It was great to be nominated to be among Cycling UK's 100 Women in Cycling, and to meet some women doing genuinely great stuff in their communities to get more women on two wheels.
As for my contribution, it involves little more than writing articles, which I hope at times put pressure on decision makers to consider cycling to a greater extent, while exposing corporate and government attitudes to two-wheeled transport. The aim is to bring about change that will allow cycling to be taken seriously as a means of everyday travel - something that benefits everyone, not just the fit and the brave.
I hope that in my own small way I am able to have a positive impact to this end and I would like to do more in the future.

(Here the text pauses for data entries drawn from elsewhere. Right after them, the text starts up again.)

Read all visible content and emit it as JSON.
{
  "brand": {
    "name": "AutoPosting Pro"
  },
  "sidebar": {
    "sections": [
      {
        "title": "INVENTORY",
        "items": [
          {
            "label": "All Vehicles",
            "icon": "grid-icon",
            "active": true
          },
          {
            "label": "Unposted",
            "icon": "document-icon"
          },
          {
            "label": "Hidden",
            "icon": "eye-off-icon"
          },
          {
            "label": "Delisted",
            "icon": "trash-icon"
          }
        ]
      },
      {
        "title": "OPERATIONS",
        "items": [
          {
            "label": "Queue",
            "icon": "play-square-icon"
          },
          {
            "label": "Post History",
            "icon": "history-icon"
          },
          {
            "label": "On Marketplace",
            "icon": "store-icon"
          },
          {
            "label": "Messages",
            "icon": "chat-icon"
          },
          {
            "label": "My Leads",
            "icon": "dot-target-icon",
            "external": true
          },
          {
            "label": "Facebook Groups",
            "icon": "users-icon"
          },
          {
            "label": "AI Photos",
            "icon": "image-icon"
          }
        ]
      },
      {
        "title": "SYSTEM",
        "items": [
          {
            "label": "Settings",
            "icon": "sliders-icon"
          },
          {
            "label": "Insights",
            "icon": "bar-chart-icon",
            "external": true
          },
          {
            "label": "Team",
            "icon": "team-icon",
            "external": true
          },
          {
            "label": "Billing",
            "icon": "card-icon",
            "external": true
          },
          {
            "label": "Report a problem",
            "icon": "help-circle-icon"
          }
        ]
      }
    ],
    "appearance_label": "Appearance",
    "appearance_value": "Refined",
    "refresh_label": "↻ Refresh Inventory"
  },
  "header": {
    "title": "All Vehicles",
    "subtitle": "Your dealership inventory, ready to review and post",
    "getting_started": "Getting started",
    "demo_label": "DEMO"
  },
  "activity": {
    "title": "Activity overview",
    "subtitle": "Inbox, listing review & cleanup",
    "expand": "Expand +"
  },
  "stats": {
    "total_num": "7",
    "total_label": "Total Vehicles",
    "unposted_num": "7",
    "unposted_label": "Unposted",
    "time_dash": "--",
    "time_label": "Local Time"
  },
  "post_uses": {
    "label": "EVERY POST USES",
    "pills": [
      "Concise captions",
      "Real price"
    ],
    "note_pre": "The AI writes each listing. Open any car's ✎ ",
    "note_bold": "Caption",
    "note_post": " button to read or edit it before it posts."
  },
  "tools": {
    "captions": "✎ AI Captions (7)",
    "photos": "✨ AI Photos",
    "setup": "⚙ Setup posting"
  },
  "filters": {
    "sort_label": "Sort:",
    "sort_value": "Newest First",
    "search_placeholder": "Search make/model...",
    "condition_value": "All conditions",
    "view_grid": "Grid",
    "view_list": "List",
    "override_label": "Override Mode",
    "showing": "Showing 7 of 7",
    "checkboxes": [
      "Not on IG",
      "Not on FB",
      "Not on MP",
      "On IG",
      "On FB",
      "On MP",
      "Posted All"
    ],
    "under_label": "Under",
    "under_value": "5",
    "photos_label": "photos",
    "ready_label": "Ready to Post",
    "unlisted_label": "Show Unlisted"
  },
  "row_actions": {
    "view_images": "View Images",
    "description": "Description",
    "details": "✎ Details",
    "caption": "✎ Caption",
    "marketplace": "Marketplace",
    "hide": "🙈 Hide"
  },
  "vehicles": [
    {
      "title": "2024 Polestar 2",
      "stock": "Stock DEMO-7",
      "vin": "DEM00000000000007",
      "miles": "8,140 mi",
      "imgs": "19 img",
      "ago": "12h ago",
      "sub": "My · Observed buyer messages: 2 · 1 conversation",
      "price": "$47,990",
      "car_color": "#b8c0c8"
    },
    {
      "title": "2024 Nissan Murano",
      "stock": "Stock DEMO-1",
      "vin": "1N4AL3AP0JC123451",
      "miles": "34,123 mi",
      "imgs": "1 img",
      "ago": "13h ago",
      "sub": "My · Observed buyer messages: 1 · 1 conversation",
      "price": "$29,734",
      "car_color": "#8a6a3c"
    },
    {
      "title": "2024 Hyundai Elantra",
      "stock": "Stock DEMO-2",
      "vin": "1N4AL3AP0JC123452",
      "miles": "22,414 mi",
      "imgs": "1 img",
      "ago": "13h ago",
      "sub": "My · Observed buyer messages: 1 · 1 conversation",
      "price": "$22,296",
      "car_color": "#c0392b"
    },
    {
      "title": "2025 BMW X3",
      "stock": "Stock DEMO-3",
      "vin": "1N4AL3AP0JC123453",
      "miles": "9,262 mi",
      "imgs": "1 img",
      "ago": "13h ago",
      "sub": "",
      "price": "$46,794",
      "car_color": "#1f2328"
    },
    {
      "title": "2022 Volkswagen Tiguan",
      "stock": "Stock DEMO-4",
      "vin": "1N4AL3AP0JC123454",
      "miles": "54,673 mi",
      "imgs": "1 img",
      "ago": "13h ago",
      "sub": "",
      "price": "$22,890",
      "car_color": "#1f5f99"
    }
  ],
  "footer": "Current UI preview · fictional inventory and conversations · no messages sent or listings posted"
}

Cycling really benefits everyone, and yet there is a disconnect between what we have long known in terms of these benefits and the decisions taken by planners and governments, which too often favour motorised transport at the expense of active travel - walking and cycling - and public transport.
We know people want to live somewhere that is pleasant to be, not simply places we drive through, and if the UK hopes to be competitive in an uncertain future, to attract the best talent and the business, our towns and cities would do well to heed this.
Here is Cycling UK's write up of the initiative; I'm in the 21-40 link.